This discussion paper resulted in the article Broad and Narrow Bracketing in Gift Certificate Spending in the 'European Economic Review' (2014). Volume 66, pages 284-302.
We survey 1,050 consumers who have just redeemed one or more open loop gift certicates to learn whether they view gift certicate income, cash gifts and non-gift income as substitutes. We find that the majority (83%) of recipients spends the certicates in the same way as cash. The other respondents (17%) bought an item they would not have bought otherwise but adjustments in their shopping pattern do not seem to result from constraints in redeeming the certificates: 80% of all respondents in this group says they have used the certificate to buy an item they really love to have. While inconsistent with standard microeconomic demand theory, this behavior can be explained by narrow racketing: In spending gift certificates, these consumers consider a limited choice set of nice, personal items. Our data show that females are more likely to narrow bracket gift certificate income and that positive reciprocity towards the giver induces narrow bracketing in case the giver is a household member who suggests to buy a particular item using the ceriticate.

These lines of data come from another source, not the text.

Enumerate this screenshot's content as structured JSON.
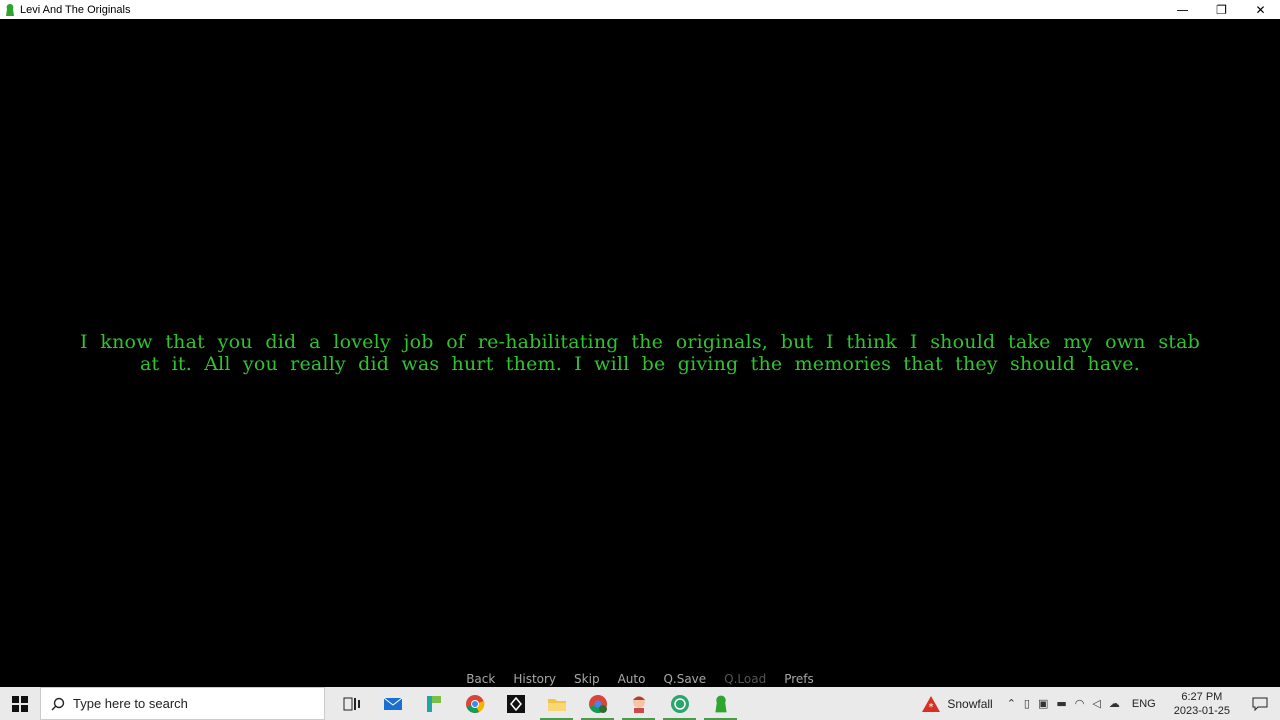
{
  "window": {
    "title": "Levi And The Originals",
    "minimize_glyph": "—",
    "restore_glyph": "❐",
    "close_glyph": "✕"
  },
  "game": {
    "dialogue": "I know that you did a lovely job of re-habilitating the originals, but I think I should take my own stab at it. All you really did was hurt them. I will be giving the memories that they should have.",
    "quick_menu": [
      "Back",
      "History",
      "Skip",
      "Auto",
      "Q.Save",
      "Q.Load",
      "Prefs"
    ],
    "text_color": "#2fc42f"
  },
  "taskbar": {
    "search_placeholder": "Type here to search",
    "pinned": [
      "task-view-icon",
      "mail-icon",
      "file-app-icon",
      "chrome-icon",
      "unity-icon",
      "file-explorer-icon",
      "chrome-profile-icon",
      "game-app-icon",
      "green-circle-app-icon",
      "levi-game-icon"
    ],
    "weather": "Snowfall",
    "language": "ENG",
    "time": "6:27 PM",
    "date": "2023-01-25"
  }
}
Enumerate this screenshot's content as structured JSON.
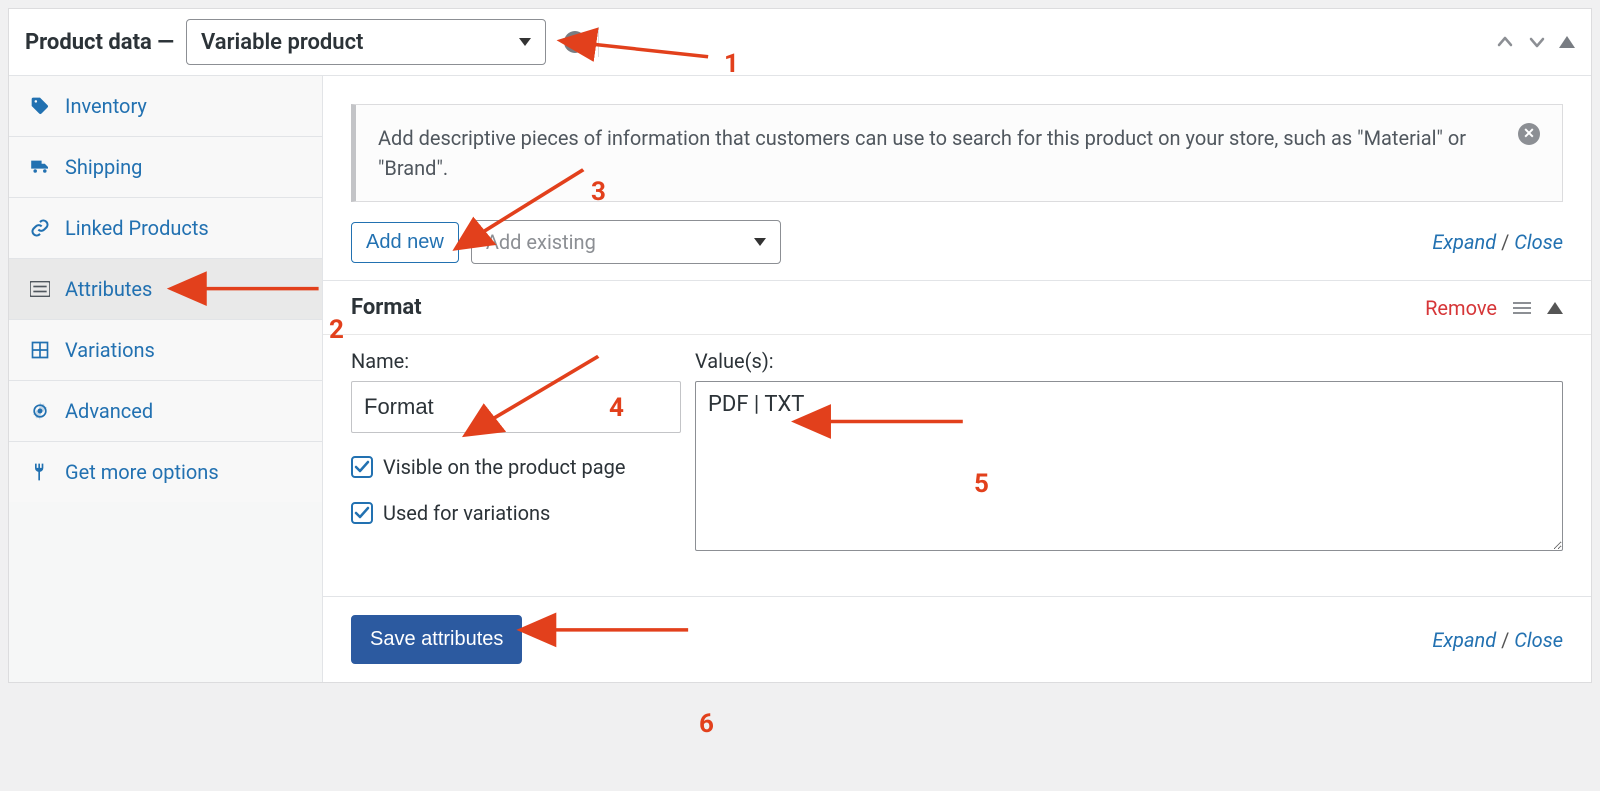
{
  "header": {
    "title": "Product data —",
    "product_type": "Variable product"
  },
  "sidebar": {
    "items": [
      {
        "label": "Inventory"
      },
      {
        "label": "Shipping"
      },
      {
        "label": "Linked Products"
      },
      {
        "label": "Attributes"
      },
      {
        "label": "Variations"
      },
      {
        "label": "Advanced"
      },
      {
        "label": "Get more options"
      }
    ]
  },
  "info": {
    "text": "Add descriptive pieces of information that customers can use to search for this product on your store, such as \"Material\" or \"Brand\"."
  },
  "toolbar": {
    "add_new": "Add new",
    "add_existing_placeholder": "Add existing",
    "expand": "Expand",
    "close": "Close"
  },
  "attribute": {
    "title": "Format",
    "remove": "Remove",
    "name_label": "Name:",
    "name_value": "Format",
    "values_label": "Value(s):",
    "values_value": "PDF | TXT",
    "visible_label": "Visible on the product page",
    "variations_label": "Used for variations",
    "visible_checked": true,
    "variations_checked": true
  },
  "footer": {
    "save": "Save attributes",
    "expand": "Expand",
    "close": "Close"
  },
  "annotations": [
    "1",
    "2",
    "3",
    "4",
    "5",
    "6"
  ]
}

Previous studies have found that both giving in-kind gifts (Waldfogel, 1993) as giving gift cards (Oenberg, 2007) entail a welfare loss of 10-30 percent when compared to giving cash. We find that the welfare effects of open loop gift certicates among users are limited: The consumption of broad bracketing consumers is unaffected and narrow bracketing consumers seem to value the possibility to separate gift certificate income from other income sources.